▶ Exercise material:
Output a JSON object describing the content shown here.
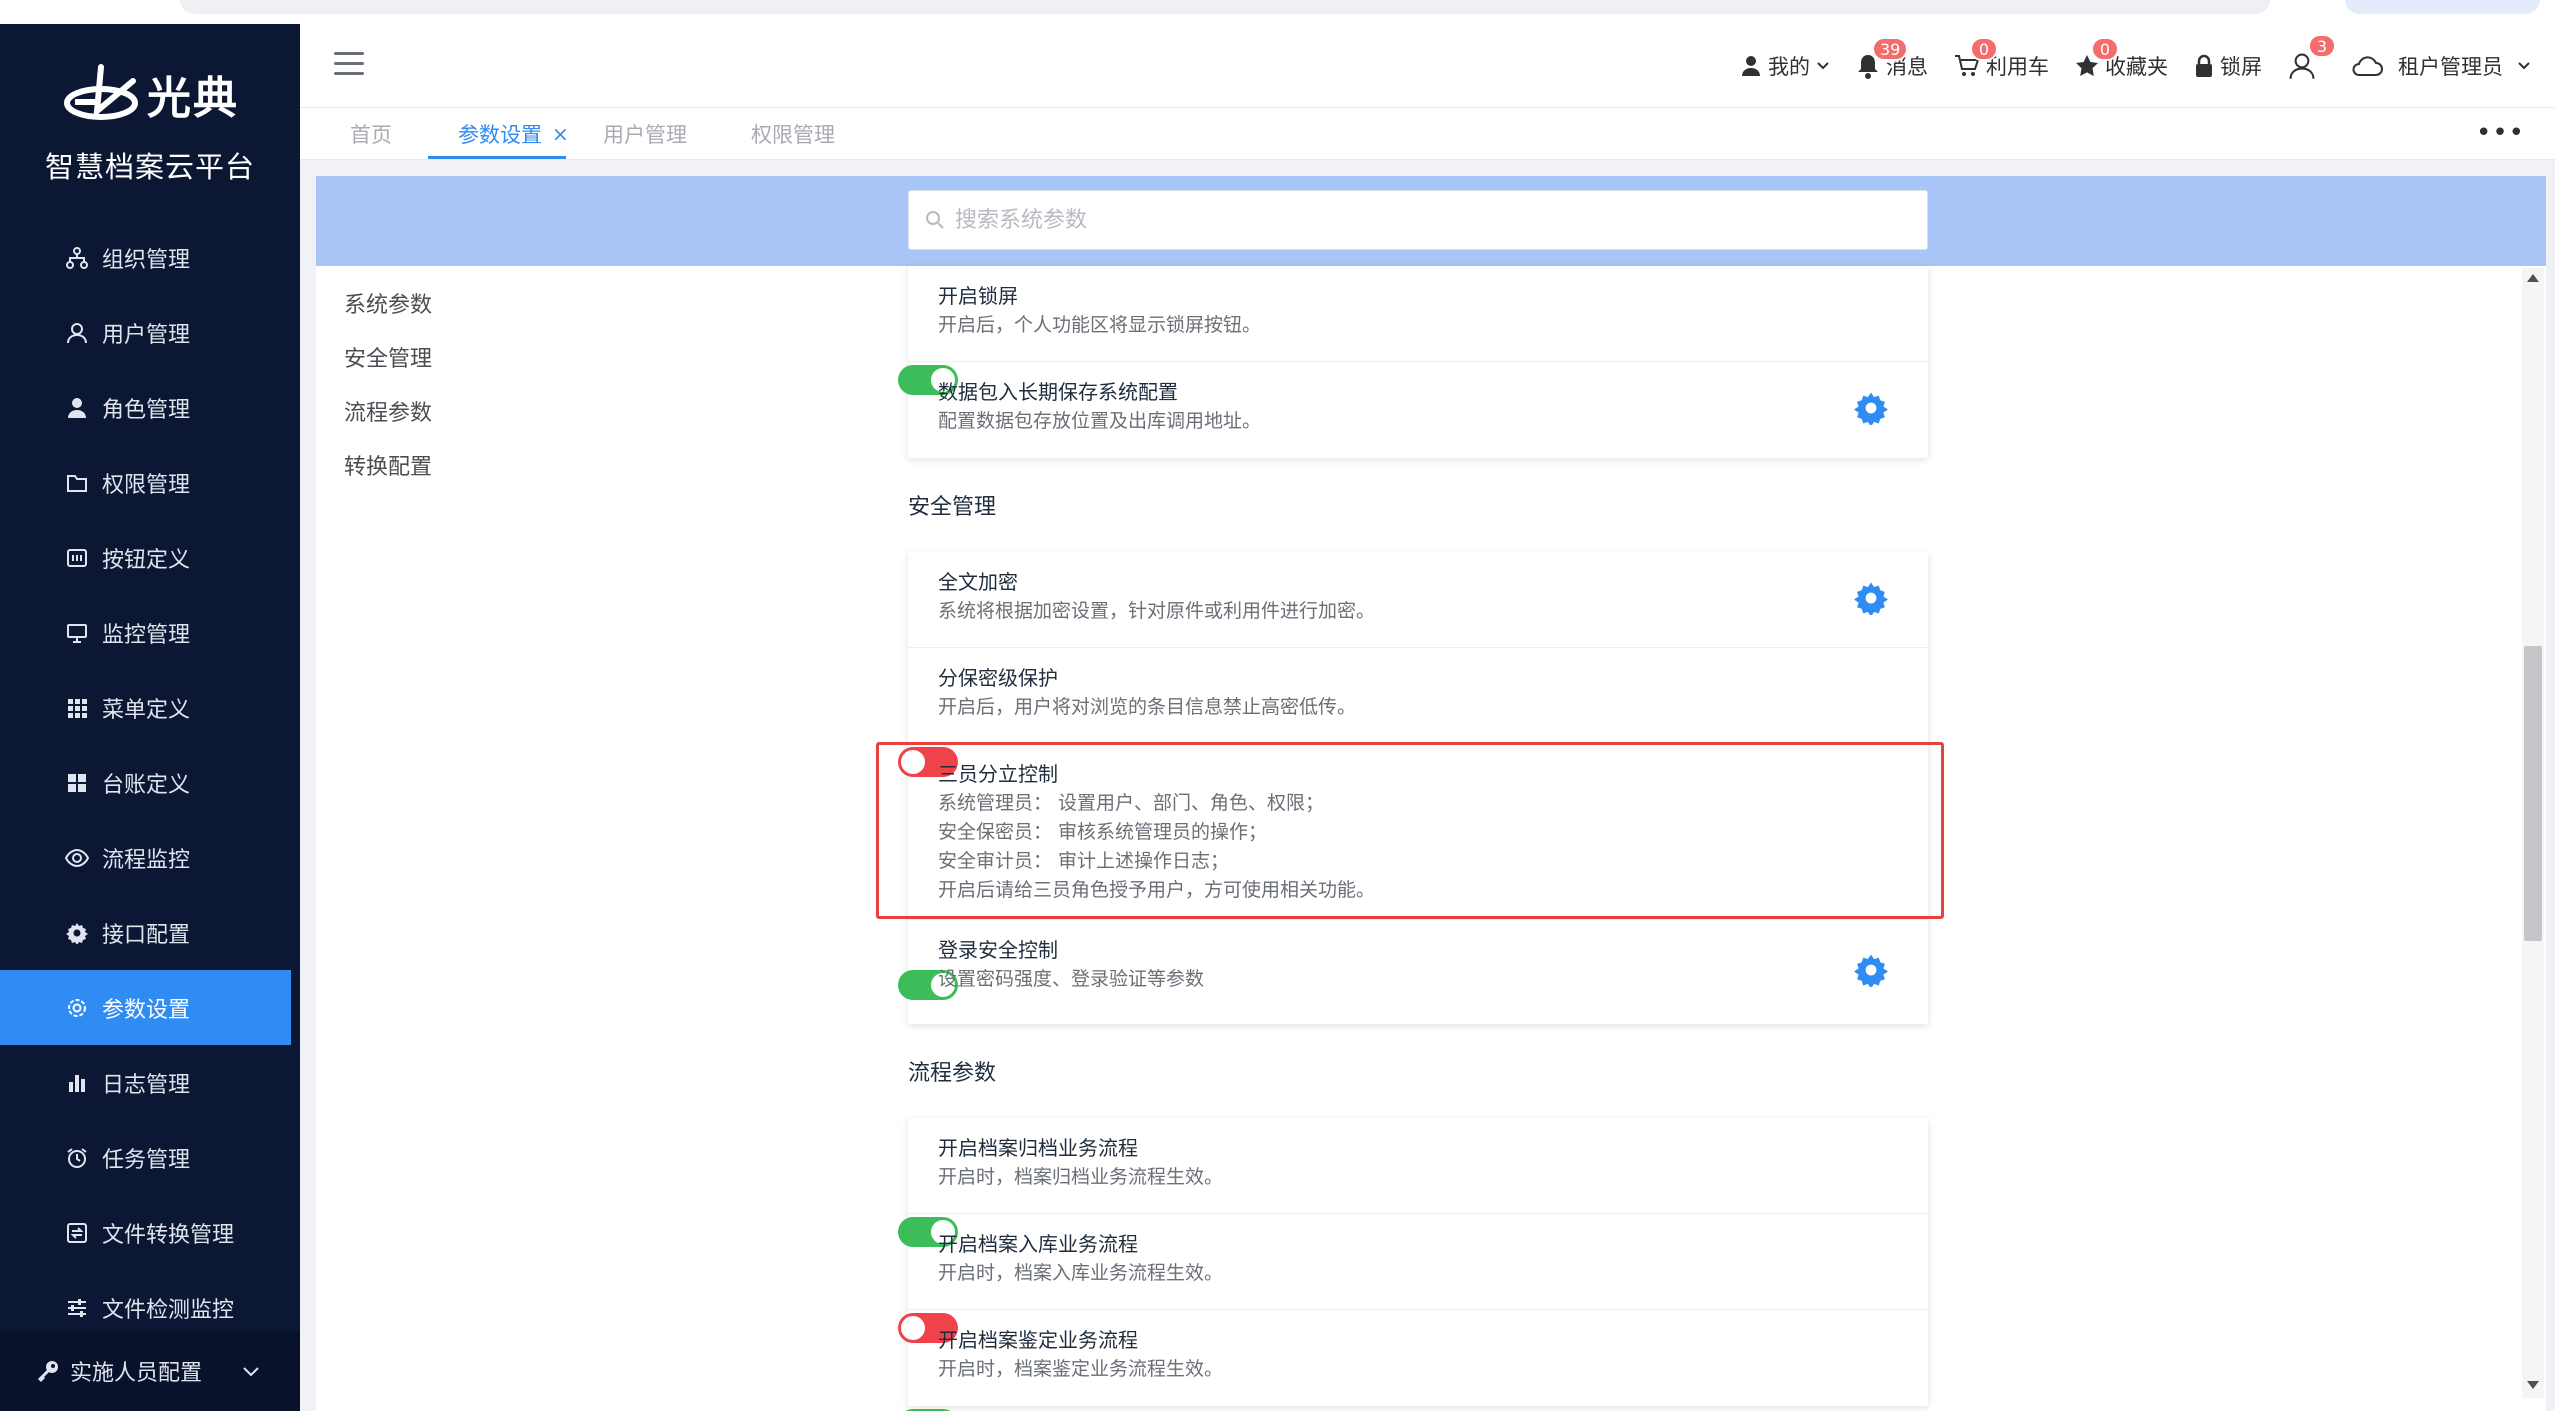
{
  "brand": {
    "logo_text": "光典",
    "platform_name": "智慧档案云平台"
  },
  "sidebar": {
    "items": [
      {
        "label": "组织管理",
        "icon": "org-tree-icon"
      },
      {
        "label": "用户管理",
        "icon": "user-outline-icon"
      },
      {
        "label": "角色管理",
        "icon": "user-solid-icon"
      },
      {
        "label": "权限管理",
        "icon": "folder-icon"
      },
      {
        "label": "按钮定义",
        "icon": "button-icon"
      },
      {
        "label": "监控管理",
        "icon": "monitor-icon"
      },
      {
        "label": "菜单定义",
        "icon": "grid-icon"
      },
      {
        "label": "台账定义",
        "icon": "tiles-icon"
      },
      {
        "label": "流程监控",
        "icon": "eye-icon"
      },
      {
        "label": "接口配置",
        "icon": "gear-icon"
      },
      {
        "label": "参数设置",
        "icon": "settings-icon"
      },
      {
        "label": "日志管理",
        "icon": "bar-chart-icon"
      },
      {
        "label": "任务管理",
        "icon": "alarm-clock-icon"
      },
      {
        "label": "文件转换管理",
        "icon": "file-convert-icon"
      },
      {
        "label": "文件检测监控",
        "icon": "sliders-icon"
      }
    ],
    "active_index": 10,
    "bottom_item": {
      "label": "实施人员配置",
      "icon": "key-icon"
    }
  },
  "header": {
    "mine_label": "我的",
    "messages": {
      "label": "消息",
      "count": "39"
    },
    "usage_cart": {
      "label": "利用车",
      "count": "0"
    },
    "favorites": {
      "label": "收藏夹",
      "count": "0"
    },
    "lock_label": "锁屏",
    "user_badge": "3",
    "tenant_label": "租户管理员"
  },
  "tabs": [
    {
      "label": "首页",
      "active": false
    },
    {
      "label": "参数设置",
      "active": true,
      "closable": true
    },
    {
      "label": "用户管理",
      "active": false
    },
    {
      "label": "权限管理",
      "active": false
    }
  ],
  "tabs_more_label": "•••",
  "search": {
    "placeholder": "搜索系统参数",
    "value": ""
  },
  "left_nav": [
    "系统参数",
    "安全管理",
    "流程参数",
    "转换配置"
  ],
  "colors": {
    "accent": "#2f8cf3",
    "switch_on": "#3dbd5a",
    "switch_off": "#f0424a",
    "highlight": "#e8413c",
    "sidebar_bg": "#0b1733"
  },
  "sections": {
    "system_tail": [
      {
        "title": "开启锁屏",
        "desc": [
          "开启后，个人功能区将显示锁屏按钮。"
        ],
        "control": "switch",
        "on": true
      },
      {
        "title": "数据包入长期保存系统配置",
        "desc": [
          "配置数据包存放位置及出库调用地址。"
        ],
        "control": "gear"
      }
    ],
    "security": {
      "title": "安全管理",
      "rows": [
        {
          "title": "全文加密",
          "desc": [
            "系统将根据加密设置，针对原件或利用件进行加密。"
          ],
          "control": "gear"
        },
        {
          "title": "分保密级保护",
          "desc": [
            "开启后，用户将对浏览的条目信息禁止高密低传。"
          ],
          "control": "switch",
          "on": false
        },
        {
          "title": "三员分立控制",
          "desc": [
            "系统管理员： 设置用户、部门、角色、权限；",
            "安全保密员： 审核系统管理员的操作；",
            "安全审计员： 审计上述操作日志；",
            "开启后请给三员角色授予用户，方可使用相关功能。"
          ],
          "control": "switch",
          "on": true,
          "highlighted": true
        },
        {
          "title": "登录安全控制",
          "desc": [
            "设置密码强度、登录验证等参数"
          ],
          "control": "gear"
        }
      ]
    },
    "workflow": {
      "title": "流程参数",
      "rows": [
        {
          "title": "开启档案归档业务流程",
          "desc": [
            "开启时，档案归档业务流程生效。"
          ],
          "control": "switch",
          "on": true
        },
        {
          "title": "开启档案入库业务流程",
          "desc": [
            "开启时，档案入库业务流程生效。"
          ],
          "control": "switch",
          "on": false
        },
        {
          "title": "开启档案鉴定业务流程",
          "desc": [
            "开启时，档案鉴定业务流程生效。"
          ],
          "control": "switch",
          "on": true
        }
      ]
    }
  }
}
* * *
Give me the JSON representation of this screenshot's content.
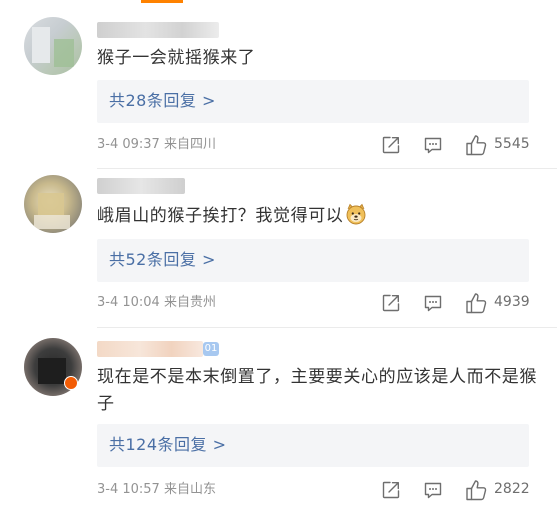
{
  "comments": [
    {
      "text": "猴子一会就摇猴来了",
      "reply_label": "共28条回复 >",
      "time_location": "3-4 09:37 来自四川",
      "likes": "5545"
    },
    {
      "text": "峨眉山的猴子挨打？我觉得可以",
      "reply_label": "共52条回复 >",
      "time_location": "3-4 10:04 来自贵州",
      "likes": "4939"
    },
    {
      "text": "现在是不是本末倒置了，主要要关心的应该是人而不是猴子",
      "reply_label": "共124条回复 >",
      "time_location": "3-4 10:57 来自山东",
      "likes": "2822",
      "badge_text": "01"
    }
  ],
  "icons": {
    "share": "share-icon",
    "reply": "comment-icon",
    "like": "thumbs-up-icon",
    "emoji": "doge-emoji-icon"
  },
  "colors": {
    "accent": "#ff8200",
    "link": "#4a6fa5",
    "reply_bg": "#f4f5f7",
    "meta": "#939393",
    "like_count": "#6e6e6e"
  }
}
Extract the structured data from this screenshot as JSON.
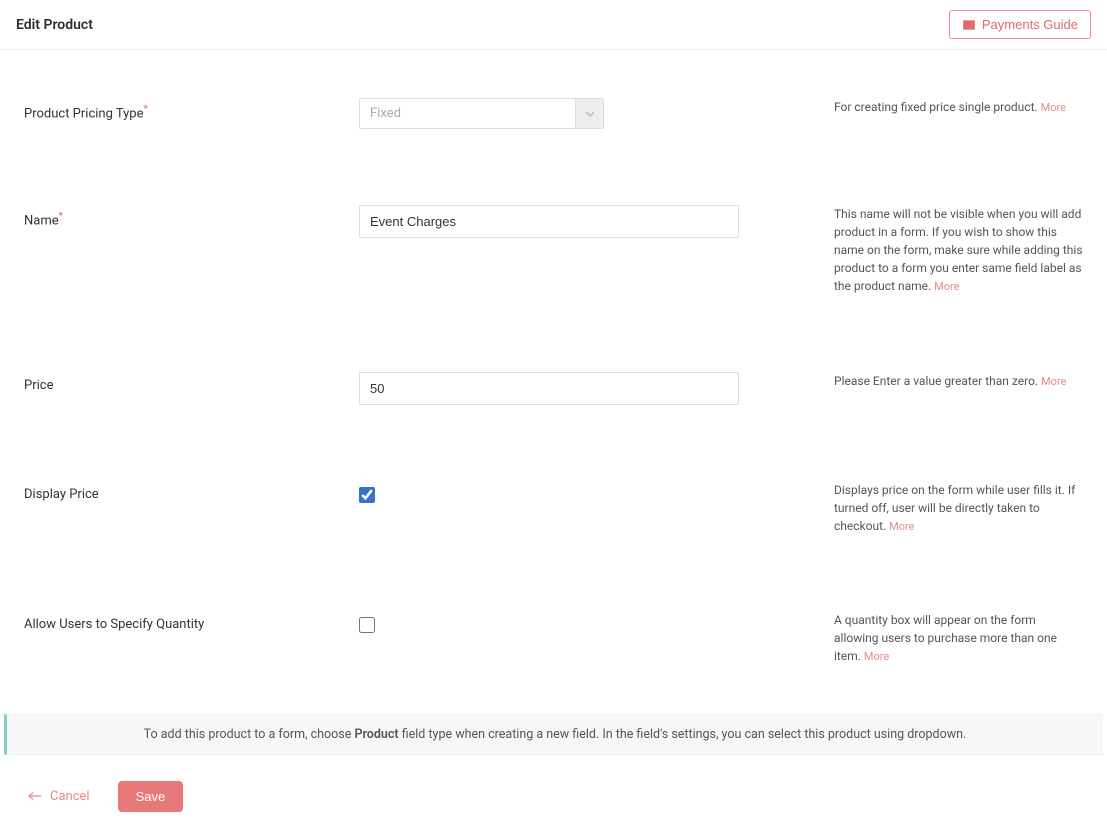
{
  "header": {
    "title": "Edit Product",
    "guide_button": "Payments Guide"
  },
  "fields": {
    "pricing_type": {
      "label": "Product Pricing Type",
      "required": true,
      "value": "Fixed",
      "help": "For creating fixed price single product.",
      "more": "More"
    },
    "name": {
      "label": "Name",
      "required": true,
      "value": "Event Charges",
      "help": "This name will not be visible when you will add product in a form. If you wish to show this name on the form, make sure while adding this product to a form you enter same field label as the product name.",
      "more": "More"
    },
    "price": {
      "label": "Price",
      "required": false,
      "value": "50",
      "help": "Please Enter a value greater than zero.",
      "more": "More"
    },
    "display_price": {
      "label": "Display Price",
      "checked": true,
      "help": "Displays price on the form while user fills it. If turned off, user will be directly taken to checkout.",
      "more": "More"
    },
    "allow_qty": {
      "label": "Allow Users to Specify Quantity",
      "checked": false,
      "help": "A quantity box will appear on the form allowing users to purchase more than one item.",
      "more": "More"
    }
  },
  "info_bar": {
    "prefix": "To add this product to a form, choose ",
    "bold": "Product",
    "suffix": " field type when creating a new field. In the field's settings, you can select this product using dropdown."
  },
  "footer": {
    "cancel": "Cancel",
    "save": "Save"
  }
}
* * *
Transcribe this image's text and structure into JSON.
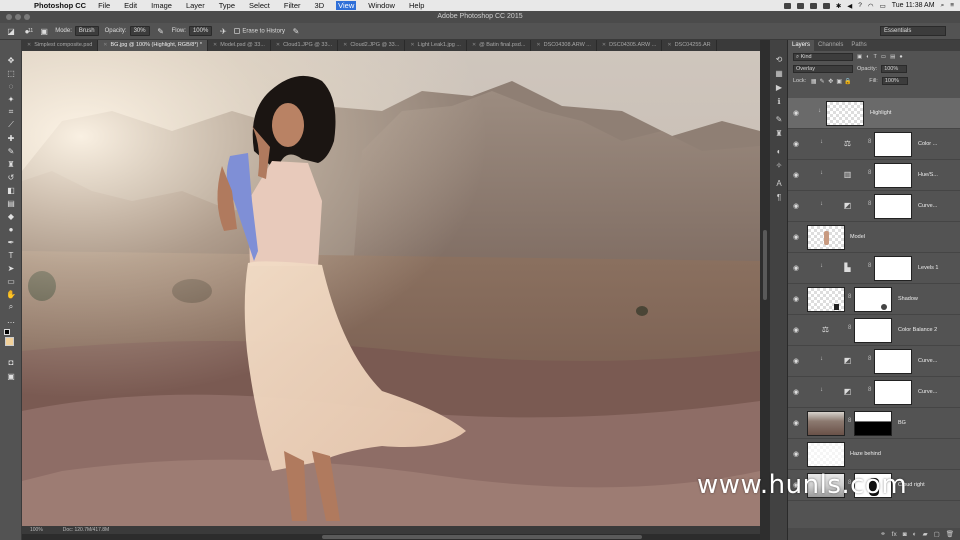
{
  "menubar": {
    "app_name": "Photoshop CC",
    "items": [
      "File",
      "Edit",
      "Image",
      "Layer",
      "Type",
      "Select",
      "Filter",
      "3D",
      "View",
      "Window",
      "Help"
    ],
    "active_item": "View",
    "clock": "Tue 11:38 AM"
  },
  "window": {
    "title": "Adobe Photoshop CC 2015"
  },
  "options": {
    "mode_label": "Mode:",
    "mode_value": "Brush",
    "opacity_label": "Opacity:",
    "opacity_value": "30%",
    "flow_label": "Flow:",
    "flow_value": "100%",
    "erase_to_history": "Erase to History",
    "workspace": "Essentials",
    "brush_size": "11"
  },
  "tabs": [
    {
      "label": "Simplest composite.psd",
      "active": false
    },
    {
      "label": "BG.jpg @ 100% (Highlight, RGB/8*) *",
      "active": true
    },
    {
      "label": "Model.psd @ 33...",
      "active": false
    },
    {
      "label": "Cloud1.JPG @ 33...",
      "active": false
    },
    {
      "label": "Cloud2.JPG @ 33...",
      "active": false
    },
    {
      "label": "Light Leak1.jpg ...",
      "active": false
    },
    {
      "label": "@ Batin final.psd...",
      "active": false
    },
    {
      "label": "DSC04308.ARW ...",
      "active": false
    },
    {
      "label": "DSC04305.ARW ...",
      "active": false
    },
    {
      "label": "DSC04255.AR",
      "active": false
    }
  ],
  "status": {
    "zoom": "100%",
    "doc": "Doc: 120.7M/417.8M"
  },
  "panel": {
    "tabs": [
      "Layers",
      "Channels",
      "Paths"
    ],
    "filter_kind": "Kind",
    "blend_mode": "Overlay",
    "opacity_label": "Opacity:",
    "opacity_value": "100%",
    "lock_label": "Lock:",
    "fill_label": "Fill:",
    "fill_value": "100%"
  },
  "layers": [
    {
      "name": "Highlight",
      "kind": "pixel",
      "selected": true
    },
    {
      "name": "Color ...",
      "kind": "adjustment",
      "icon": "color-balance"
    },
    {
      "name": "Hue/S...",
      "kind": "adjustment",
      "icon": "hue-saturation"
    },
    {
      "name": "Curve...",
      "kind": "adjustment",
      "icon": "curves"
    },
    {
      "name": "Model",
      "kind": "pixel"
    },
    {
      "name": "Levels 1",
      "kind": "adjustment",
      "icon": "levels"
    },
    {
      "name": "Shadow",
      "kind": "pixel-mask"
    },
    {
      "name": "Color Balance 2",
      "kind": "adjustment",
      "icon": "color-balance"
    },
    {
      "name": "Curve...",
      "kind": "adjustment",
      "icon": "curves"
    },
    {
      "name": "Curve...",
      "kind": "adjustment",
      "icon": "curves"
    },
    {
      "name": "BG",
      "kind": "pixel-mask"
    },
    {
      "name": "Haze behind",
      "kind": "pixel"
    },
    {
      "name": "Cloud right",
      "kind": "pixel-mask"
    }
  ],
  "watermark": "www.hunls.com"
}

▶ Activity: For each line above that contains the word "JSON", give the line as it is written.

▶ Task response:
Output a JSON object describing the content shown here.
Give me the JSON representation of this screenshot's content.
Extract the structured data from this screenshot as JSON.
Transcribe this image's text and structure into JSON.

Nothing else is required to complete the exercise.